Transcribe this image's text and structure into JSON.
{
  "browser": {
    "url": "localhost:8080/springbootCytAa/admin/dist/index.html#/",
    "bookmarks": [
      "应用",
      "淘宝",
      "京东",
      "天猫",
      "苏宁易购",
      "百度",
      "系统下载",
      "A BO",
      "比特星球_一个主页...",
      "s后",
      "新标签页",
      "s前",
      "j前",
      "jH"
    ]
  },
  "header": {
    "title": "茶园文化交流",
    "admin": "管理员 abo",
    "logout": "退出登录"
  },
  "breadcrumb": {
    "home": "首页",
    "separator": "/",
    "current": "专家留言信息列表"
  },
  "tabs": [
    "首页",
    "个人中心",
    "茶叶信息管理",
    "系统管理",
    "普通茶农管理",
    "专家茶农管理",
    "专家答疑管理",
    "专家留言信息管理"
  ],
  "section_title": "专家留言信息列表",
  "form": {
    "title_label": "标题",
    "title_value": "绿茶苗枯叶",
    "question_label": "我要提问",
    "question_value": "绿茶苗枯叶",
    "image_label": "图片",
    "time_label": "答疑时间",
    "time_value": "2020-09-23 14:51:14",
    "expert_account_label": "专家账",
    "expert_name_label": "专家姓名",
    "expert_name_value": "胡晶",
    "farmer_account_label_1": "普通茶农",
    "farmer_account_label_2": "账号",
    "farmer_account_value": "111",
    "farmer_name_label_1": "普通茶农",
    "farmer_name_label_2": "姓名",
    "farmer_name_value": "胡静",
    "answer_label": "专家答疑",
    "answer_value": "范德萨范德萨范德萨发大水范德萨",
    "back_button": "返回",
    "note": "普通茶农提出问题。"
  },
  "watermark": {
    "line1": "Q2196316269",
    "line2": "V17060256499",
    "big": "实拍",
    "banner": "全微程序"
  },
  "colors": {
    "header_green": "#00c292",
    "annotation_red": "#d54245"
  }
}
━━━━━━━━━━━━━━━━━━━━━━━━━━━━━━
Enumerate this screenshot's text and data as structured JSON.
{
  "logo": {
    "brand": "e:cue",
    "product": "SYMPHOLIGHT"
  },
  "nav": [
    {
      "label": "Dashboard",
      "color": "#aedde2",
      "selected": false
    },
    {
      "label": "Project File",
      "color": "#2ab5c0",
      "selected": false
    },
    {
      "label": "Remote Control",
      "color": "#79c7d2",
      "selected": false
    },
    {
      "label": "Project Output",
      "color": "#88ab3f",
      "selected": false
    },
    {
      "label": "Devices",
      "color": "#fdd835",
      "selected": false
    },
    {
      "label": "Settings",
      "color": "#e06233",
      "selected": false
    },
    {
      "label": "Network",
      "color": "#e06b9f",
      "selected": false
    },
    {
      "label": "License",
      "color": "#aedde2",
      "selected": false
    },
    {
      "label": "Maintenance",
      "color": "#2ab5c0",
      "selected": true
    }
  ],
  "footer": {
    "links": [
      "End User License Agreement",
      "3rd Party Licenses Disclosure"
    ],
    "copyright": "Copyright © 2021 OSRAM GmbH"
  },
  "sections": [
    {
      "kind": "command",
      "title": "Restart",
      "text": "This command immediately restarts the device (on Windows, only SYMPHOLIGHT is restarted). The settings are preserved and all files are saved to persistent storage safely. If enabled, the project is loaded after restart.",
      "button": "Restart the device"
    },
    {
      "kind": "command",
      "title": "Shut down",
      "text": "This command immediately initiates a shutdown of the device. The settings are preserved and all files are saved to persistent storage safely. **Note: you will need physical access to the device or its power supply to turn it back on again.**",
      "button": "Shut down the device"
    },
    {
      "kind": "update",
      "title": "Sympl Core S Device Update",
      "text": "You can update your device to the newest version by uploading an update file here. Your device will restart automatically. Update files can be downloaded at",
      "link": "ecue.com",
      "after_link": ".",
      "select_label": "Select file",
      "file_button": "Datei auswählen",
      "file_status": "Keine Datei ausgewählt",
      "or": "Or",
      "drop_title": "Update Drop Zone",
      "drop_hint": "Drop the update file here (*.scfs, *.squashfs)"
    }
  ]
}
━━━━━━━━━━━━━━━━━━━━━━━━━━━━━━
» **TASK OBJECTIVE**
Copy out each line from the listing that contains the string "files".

» **SOLUTION**
      "text": "This command immediately restarts the device (on Windows, only SYMPHOLIGHT is restarted). The settings are preserved and all files are saved to persistent storage safely. If enabled, the project is loaded after restart.",
      "text": "This command immediately initiates a shutdown of the device. The settings are preserved and all files are saved to persistent storage safely. **Note: you will need physical access to the device or its power supply to turn it back on again.**",
      "text": "You can update your device to the newest version by uploading an update file here. Your device will restart automatically. Update files can be downloaded at",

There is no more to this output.